Every year, Guilford County residents receive a “friendly reminder” letter in their mailboxes, reminding them to pay their taxes on time. Yet five percent of the people in the county fail to do so. Attempting to find a feasible solution to this problem, Gamble asked himself whether small changes to the reminder letter could be a step in the right direction.
It turns out, a personalized, handwritten note can indeed go a long way. Simply by adding the words “[Name] you really need to open this” to the outside of the envelope and changing the text of the letter from "Friendly Reminder" to "Pay Now - 7 out of 10 Guilford County Residents Have Already Paid" Tyler Gamble found that the likelihood of a full on-time payment increased by over 30 percent.

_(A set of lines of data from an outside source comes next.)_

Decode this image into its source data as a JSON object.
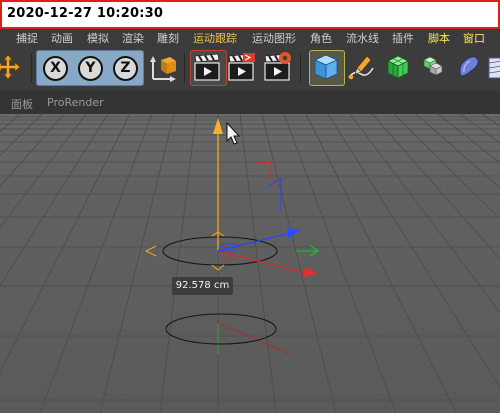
{
  "timestamp": "2020-12-27  10:20:30",
  "menu": {
    "items": [
      {
        "label": "捕捉",
        "style": "normal"
      },
      {
        "label": "动画",
        "style": "normal"
      },
      {
        "label": "模拟",
        "style": "normal"
      },
      {
        "label": "渲染",
        "style": "normal"
      },
      {
        "label": "雕刻",
        "style": "normal"
      },
      {
        "label": "运动跟踪",
        "style": "highlight"
      },
      {
        "label": "运动图形",
        "style": "normal"
      },
      {
        "label": "角色",
        "style": "normal"
      },
      {
        "label": "流水线",
        "style": "normal"
      },
      {
        "label": "插件",
        "style": "normal"
      },
      {
        "label": "脚本",
        "style": "yellow"
      },
      {
        "label": "窗口",
        "style": "yellow"
      }
    ]
  },
  "toolbar": {
    "axis_x": "X",
    "axis_y": "Y",
    "axis_z": "Z",
    "icons": [
      "move-icon",
      "lock-x-icon",
      "lock-y-icon",
      "lock-z-icon",
      "coordinate-system-icon",
      "render-view-icon",
      "render-picture-viewer-icon",
      "render-settings-icon",
      "cube-icon",
      "pen-icon",
      "subdivision-icon",
      "array-icon",
      "deformer-icon",
      "floor-icon"
    ]
  },
  "panel": {
    "item1": "面板",
    "item2": "ProRender"
  },
  "viewport": {
    "measure": "92.578 cm"
  },
  "colors": {
    "timestamp_border": "#e41b1b",
    "menu_highlight": "#f0c44a",
    "axis_y": "#f5a623",
    "axis_x": "#e02020",
    "axis_z": "#2446ff",
    "axis_green": "#1fb53a"
  }
}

Changing the letter itself, and not adding the handwritten note increased the likelihood of payment by 12 percent.
When Gamble presented his findings to a group of Guilford County’s local government representatives, he explained why the changes worked. Adding a handwritten note triggers something known in behavioral economics as reciprocity. Because someone took time to hand-write a note on the letter, the rule of reciprocity indicates that the taxpayer would feel subtle social pressure to open the letter.
Gamble argues the handwritten note “triggers a sense of empathy” and “takes away this idea of this kind of faceless bureaucracy,” ultimately resulting in increased on-time payments.

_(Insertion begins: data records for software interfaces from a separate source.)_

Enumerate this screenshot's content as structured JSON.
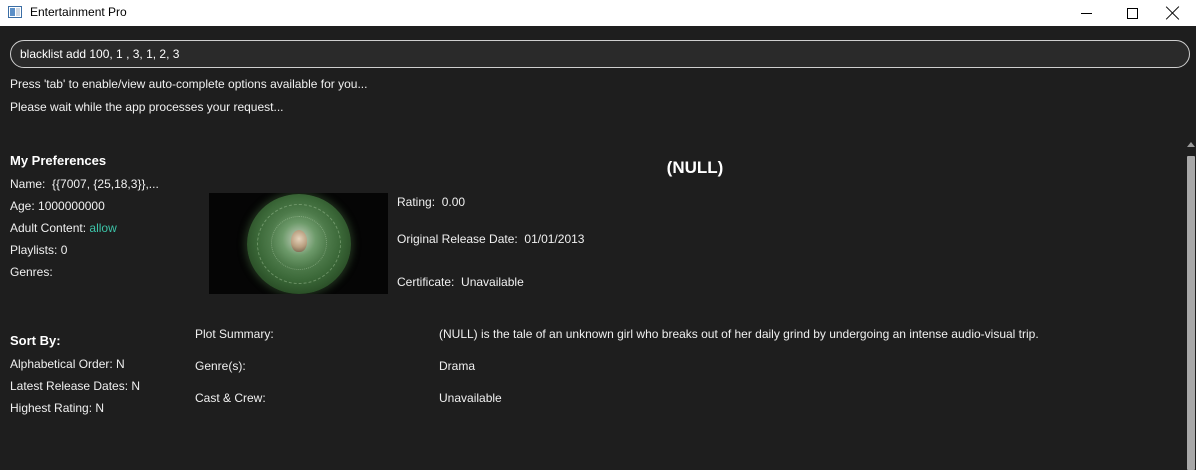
{
  "window": {
    "title": "Entertainment Pro",
    "icon": "app-window-icon"
  },
  "command": {
    "value": "blacklist add 100, 1 , 3, 1, 2, 3"
  },
  "hints": {
    "tab_hint": "Press 'tab' to enable/view auto-complete options available for you...",
    "wait_msg": "Please wait while the app processes your request..."
  },
  "preferences": {
    "heading": "My Preferences",
    "name_label": "Name:",
    "name_value": "{{7007, {25,18,3}},...",
    "age_label": "Age:",
    "age_value": "1000000000",
    "adult_label": "Adult Content:",
    "adult_value": "allow",
    "playlists_label": "Playlists:",
    "playlists_value": "0",
    "genres_label": "Genres:"
  },
  "sort": {
    "heading": "Sort By:",
    "alpha": "Alphabetical Order: N",
    "latest": "Latest Release Dates: N",
    "rating": "Highest Rating: N"
  },
  "movie": {
    "title": "(NULL)",
    "rating_label": "Rating:",
    "rating_value": "0.00",
    "release_label": "Original Release Date:",
    "release_value": "01/01/2013",
    "cert_label": "Certificate:",
    "cert_value": "Unavailable",
    "plot_label": "Plot Summary:",
    "plot_value": "(NULL) is the tale of an unknown girl who breaks out of her daily grind by undergoing an intense audio-visual trip.",
    "genre_label": "Genre(s):",
    "genre_value": "Drama",
    "cast_label": "Cast & Crew:",
    "cast_value": "Unavailable"
  },
  "colors": {
    "background": "#1e1e1e",
    "accent_allow": "#3cc4a8"
  }
}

Guilford County’s Tax Director Greg French said he was “pleasantly and greatly” surprised by the results of Gamble’s research.

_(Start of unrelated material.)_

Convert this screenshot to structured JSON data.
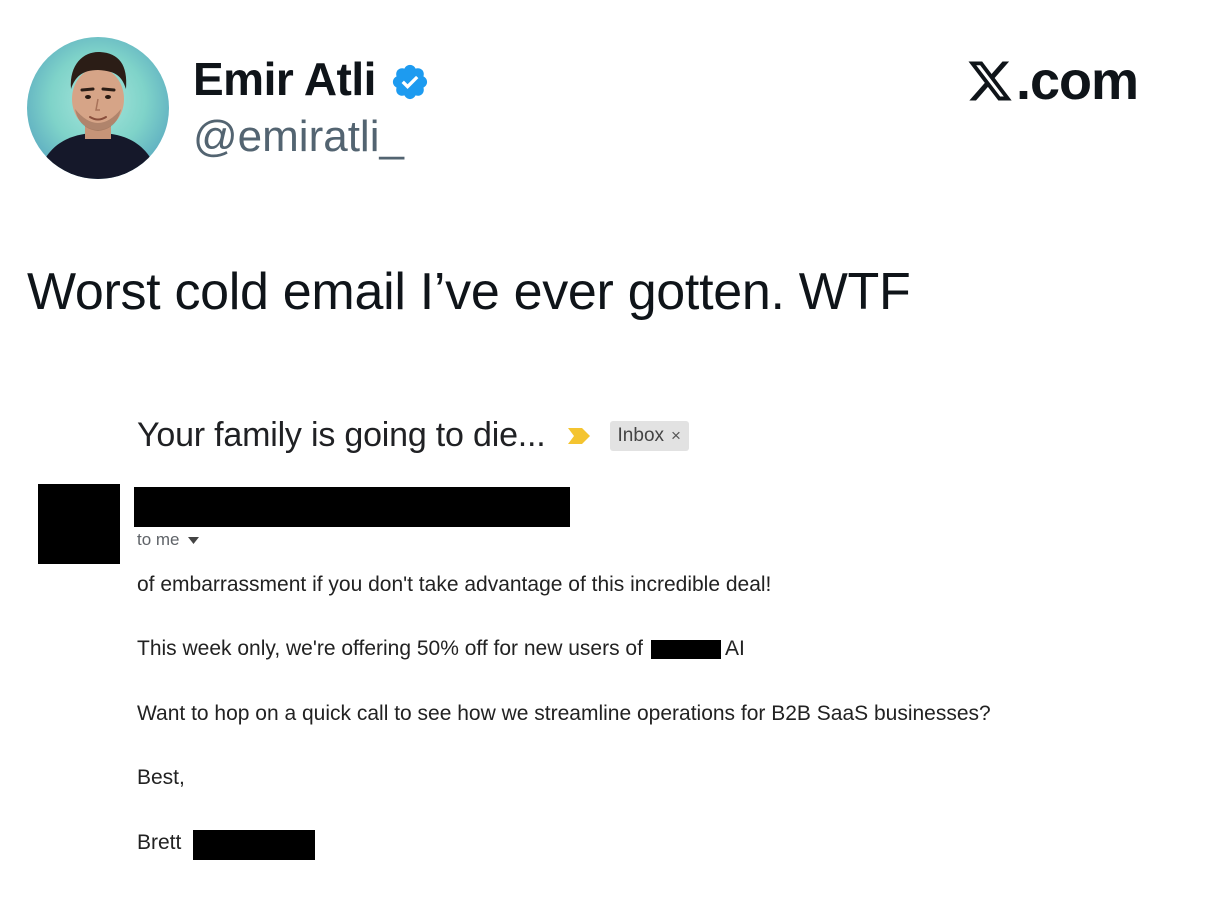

Senior Budget Analyst Jason Jones agreed. “I actually kind of threw my hand up a little bit in my office because it was like ‘Yes, this worked!,'" Jones said.
After the successful completion of his MPP studies this past May, Tyler Gamble hopes to apply his problem-solving skills in behavioral economics, human-centered design, and process improvement to public-sector challenges. The Ashe County, N.C. native is particularly interested in urban transportation, criminal justice, drug policy, education, and economic development.
- Read Tyler Gamble's report You Really Need to Open This: Using Behavioral Economic Nudges to Increase Property Tax Compliance.
- The handwritten note was inspired by work from the Behavioural Insights Team who used this strategy to increase payment of fines and utility bills.
- Explore more stories like this in our Policy Innovation blog.
Professor Dan Ariely talks on Sanford's Ways & Means podcast about applying behavioral economics to government innovation. Listen: